It’s time to determine our story’s first act break. But first, let’s summarize.
We are using the three-act structure to develop our novel. Why? Because all stories have a beginning, a middle, and an end. It is well-established the beginning (Act I) comprises 25% of our story; the middle (Act II) is 50%; and the ending (Act III) fills the remaining 25%.
Act I is the setup, where we introduce our protagonist in his ordinary world. It’s where we learn a lot about him and develop a favorable attachment. He has an external problem and is called to do something about it. Even though, at first, he is reluctant, a mentor convinces him to go forward.

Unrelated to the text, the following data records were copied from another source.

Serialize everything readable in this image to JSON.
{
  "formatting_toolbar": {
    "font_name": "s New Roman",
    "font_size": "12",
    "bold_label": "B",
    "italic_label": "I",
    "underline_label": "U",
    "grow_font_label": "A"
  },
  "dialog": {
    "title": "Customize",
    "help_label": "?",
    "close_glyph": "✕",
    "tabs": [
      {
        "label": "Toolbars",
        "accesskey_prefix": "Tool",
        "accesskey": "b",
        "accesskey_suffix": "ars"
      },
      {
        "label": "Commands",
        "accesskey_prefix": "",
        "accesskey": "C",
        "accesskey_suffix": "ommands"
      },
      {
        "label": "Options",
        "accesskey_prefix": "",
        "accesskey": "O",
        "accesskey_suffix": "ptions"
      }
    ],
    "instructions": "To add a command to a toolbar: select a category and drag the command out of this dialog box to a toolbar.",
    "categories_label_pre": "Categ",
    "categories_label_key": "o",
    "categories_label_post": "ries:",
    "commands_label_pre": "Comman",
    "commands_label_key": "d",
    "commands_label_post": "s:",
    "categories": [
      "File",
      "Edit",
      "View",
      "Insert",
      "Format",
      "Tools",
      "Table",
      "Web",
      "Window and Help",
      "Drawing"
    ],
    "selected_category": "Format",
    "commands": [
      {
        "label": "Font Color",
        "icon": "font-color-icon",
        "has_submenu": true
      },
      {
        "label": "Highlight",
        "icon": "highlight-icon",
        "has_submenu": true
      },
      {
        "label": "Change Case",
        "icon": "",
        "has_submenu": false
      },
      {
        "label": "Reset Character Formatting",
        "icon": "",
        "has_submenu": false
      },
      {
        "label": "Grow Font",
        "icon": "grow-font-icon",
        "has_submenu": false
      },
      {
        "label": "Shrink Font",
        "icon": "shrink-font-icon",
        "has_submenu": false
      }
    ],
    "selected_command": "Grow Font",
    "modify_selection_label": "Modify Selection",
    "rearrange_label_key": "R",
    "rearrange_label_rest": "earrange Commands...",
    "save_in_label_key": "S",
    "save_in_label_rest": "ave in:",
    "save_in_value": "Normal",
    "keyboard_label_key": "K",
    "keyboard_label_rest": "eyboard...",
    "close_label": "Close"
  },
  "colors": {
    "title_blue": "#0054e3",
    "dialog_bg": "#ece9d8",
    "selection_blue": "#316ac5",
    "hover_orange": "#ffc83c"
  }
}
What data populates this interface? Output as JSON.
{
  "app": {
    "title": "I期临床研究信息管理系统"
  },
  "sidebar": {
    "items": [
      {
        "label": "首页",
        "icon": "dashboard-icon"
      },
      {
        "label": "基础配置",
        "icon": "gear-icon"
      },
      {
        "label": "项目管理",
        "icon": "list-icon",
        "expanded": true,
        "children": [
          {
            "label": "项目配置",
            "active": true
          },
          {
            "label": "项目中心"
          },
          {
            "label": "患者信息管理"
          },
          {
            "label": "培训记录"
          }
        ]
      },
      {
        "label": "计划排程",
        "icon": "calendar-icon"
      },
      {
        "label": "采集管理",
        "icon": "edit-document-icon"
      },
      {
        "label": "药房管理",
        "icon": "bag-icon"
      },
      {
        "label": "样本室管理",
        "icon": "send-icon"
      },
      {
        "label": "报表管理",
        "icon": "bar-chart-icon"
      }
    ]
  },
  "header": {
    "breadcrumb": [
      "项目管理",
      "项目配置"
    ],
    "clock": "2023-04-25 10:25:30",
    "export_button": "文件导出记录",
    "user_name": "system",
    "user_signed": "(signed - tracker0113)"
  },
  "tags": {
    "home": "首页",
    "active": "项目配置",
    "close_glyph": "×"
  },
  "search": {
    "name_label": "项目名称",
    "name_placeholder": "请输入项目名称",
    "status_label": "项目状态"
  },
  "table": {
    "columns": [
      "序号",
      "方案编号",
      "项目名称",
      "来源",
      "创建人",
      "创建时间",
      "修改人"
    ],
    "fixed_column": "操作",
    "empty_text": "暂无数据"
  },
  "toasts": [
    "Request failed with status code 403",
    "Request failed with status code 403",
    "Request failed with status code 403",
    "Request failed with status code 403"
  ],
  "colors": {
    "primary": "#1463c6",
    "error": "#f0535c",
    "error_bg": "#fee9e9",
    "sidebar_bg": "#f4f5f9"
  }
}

We are now at the end of Act I, close to the 25% mark. This is where our protagonist commits to the journey. In other words, he reacts to the Call to Action/Inciting Incident that occurred around the 12% mark. The first plot point is the point of no return. Some say this is when our hero crosses his personal Rubicon (Dictionary: “a line that when crossed permits of no return and typically results in irrevocable commitment”). Everything changes. It is a personal turning point for the protagonist. Often, it involves a change in physical setting.
Here’s an example provided by K.M. Weiland’s website:
“It’s a Wonderful Life directed by Frank Capra (1947): Throughout the first quarter of the story, George Bailey’s plans for his life have progressed uninterrupted. Despite his various misadventures in Bedford Falls, he’s on the fast track to a European vacation and a college education. Then the first plot point hits, and his life is forever changed. When his father dies of a stroke, George’s plans are dashed. As in Pride & Prejudice, the standards that have already been established in the story are dramatically altered. This is no longer a story about a carefree young man freewheeling around town. From here on out, this is a story about a man forced to take responsibility by working at the Bailey Brothers’ Building & Loan.”
Notice, the protagonist thought his life was on one path (European vacation and on to college), then his father dies and the family business lands in our hero’s lap, an inescapable personal turning point. George’s life will never be the same.
What about you? What’s your novel’s first plot point? Take out pencil and paper and do some brainstorming.
Here’s more about the First Plot Point: https://richardlfricks.com/2021/06/13/the-first-plot-point/